Thrilling: adj., producing sudden, strong, and deep emotion or excitement
Doesn’t that pretty much describe all great novels? Yet according to librarians and bookstore owners, traditional labeling defines thrillers as fast-paced, realistic books that focus on plot more than character and have a high-stakes conflict as the heart of the story. And by high stakes they mean a lot more than a single life—or a series of selected lives—must be at risk. Whole cities or ways of life must be in peril.
But now, with many writers labeling their own work, just about any story with a crime or an element of suspense is called a thriller. Just as one example, Amazon’s #1 book on the thriller list is Gone Girl by Gillian Flynn, a story of a marriage gone bad and a missing wife. It’s all about the characters. Readers love the story and many have labeled it thrilling, and being a fan, I plan to read it.
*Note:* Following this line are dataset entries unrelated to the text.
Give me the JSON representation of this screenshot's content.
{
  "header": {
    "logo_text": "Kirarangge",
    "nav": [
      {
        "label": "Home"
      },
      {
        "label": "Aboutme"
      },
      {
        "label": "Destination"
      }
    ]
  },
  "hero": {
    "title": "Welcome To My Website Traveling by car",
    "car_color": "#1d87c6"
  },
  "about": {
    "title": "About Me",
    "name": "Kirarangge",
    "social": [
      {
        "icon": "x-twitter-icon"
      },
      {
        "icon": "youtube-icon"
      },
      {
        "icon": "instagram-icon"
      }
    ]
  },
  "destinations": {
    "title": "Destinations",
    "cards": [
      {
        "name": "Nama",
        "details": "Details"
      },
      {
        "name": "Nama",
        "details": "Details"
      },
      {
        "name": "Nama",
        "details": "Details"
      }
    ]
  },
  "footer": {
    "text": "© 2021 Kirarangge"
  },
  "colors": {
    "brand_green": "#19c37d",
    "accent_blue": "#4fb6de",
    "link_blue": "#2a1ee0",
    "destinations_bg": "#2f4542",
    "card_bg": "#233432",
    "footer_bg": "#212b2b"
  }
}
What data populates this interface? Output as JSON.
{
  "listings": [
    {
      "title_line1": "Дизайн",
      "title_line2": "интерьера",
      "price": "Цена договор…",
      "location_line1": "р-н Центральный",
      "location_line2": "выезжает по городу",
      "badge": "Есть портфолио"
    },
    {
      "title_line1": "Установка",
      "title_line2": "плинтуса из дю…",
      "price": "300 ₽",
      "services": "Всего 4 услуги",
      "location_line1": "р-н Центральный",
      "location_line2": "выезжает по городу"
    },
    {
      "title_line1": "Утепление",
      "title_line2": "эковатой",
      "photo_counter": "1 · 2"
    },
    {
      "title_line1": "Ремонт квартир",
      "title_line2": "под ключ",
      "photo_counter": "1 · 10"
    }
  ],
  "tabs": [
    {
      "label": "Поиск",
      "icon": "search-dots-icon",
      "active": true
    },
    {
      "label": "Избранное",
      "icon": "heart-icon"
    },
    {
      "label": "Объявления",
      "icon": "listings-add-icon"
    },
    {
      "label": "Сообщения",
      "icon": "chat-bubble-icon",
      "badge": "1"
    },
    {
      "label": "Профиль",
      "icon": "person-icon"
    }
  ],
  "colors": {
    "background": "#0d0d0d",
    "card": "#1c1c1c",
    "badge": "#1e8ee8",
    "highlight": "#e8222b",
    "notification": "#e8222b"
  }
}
As a member of International Thriller Writers, I’ve written many features about new releases for the Big Thrill newsletter. With some, I’ve scratched my head and thought: Why is this called a thriller? The stories usually sound terrific, but still, I would call them paranormal suspense or historical mystery.